But perhaps U.S. officials need look no further than their own backyard.

Anecdotal evidence is mounting that the Taliban are taking a hefty portion of assistance money coming into Afghanistan from the outside.

This goes beyond mere protection money or extortion of “taxes” at the local level — very high-level negotiations take place between the Taliban and major contractors, according to sources close to the process.

A shadowy office in Kabul houses the Taliban contracts officer, who examines proposals and negotiates with organizational hierarchies for a percentage. He will not speak to, or even meet with, a journalist, but sources who have spoken with him and who have seen documents say that the process is quite professional.

The manager of an Afghan firm with lucrative construction contracts with the U.S. government builds in a minimum of 20 percent for the Taliban in his cost estimates. The manager, who will not speak openly, has told friends privately that he makes in the neighborhood of $1 million per month. Out of this, $200,000 is siphoned off for the insurgents.

If negotiations fall through, the project will come to harm — road workers may be attacked or killed, bridges may be blown up, engineers may be assassinated.

The degree of cooperation and coordination between the Taliban and aid workers is surprising, and would most likely make funders extremely uncomfortable.

One Afghan contractor, speaking privately, told friends of one project he was overseeing in the volatile south. The province cannot be mentioned, nor the particular project.

“I was building a bridge,” he said, one evening over drinks. “The local Taliban commander called and said ‘don’t build a bridge there, we’ll have to blow it up.’ I asked him to let me finish the bridge, collect the money — then they could blow it up whenever they wanted. We agreed, and I completed my project.”

In the south, no contract can be implemented without the Taliban taking a cut, sometimes at various steps along the way.

One contractor in the southern province of Helmand was negotiating with a local supplier for a large shipment of pipes. The pipes had to be brought in from Pakistan, so the supplier tacked on about 30 percent extra for the Taliban, to ensure that the pipes reached Lashkar Gah safely.

Once the pipes were given over to the contractor, he had to negotiate with the Taliban again to get the pipes out to the project site. This was added to the transportation costs.

“We assume that our people are paying off the Taliban,” said the foreign contractor in charge of the project.

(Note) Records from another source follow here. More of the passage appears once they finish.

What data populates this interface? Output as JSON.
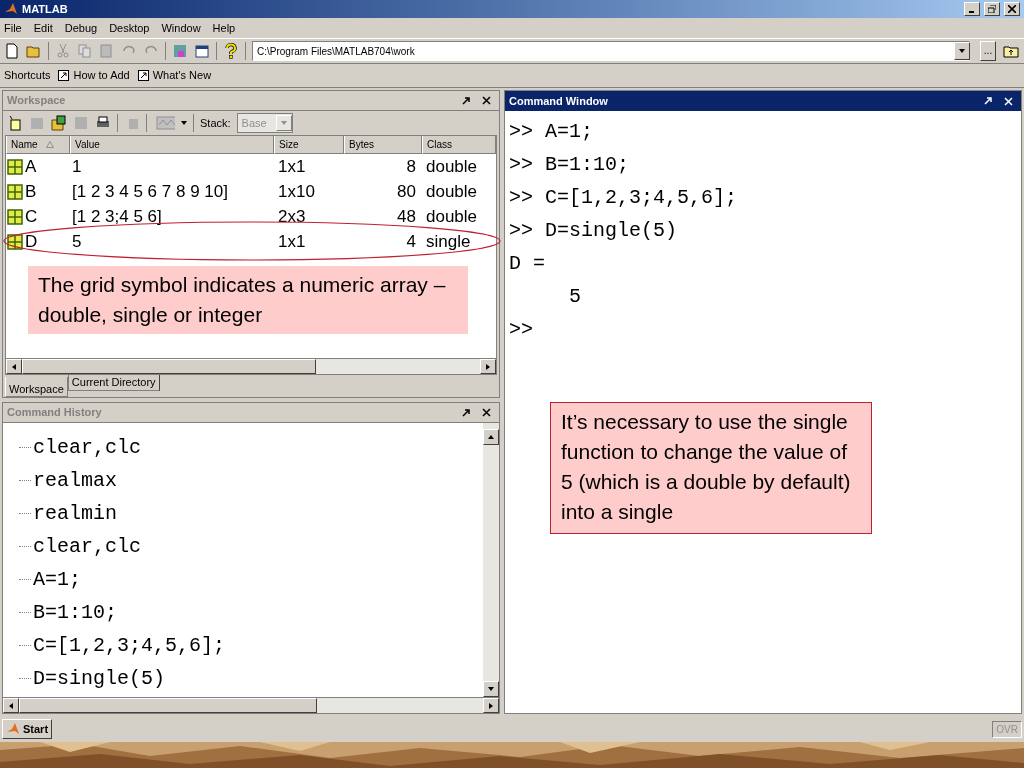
{
  "window": {
    "title": "MATLAB"
  },
  "menu": [
    "File",
    "Edit",
    "Debug",
    "Desktop",
    "Window",
    "Help"
  ],
  "toolbar": {
    "current_directory": "C:\\Program Files\\MATLAB704\\work",
    "browse_label": "..."
  },
  "shortcuts": {
    "label": "Shortcuts",
    "items": [
      "How to Add",
      "What's New"
    ]
  },
  "workspace": {
    "title": "Workspace",
    "stack_label": "Stack:",
    "stack_value": "Base",
    "columns": [
      "Name",
      "Value",
      "Size",
      "Bytes",
      "Class"
    ],
    "rows": [
      {
        "name": "A",
        "value": "1",
        "size": "1x1",
        "bytes": "8",
        "class": "double",
        "circled": false
      },
      {
        "name": "B",
        "value": "[1 2 3 4 5 6 7 8 9 10]",
        "size": "1x10",
        "bytes": "80",
        "class": "double",
        "circled": false
      },
      {
        "name": "C",
        "value": "[1 2 3;4 5 6]",
        "size": "2x3",
        "bytes": "48",
        "class": "double",
        "circled": false
      },
      {
        "name": "D",
        "value": "5",
        "size": "1x1",
        "bytes": "4",
        "class": "single",
        "circled": true
      }
    ],
    "callout": "The grid symbol indicates a numeric array – double, single or integer",
    "tabs": [
      {
        "label": "Workspace",
        "selected": true
      },
      {
        "label": "Current Directory",
        "selected": false
      }
    ]
  },
  "command_history": {
    "title": "Command History",
    "lines": [
      "clear,clc",
      "realmax",
      "realmin",
      "clear,clc",
      "A=1;",
      "B=1:10;",
      "C=[1,2,3;4,5,6];",
      "D=single(5)"
    ]
  },
  "command_window": {
    "title": "Command Window",
    "lines": [
      ">> A=1;",
      ">> B=1:10;",
      ">> C=[1,2,3;4,5,6];",
      ">> D=single(5)",
      "D =",
      "     5",
      ">>"
    ],
    "callout": "It’s necessary to use the single function to change the value of 5 (which is a double by default) into a single"
  },
  "status_bar": {
    "start": "Start",
    "mode": "OVR"
  }
}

In Farah province, local officials report that the Taliban are taking up to 40 percent of the money coming in for the National Solidarity Program, one of the country’s most successful community reconstruction projects, which has dispensed hundreds of millions of dollars throughout the country over the past six years.

Many Afghans see little wrong in the militants getting their fair share of foreign assistance.

“This is international money,” said one young Kabul resident. “They are not taking it from the people, they are taking it from their enemy.”

But in areas under Taliban control, the insurgents are extorting funds from the people as well.

In war-ravaged Helmand, where much of the province has been under Taliban control for the past two years, residents grumble about the tariffs.

“It’s a disaster,” said a 50-year-old resident of Marja district. “We have to give them two kilos of poppy paste per jerib during the harvest; then we have to give them ushr (an Islamic tax, amounting to one-tenth of the harvest) from our wheat. Then they insisted on zakat (an Islamic tithe). Now they have come up with something else: 12,000 Pakistani rupee (approximately $150) per household. And they won’t take even one rupee less.”

It all adds up, of course. But all things are relative: if the Taliban are able to raise and spend say $1 billion per year — the outside limit of what anyone has been able to predict — that accounts for what the United States is now spending on 10 days of the war to defeat them.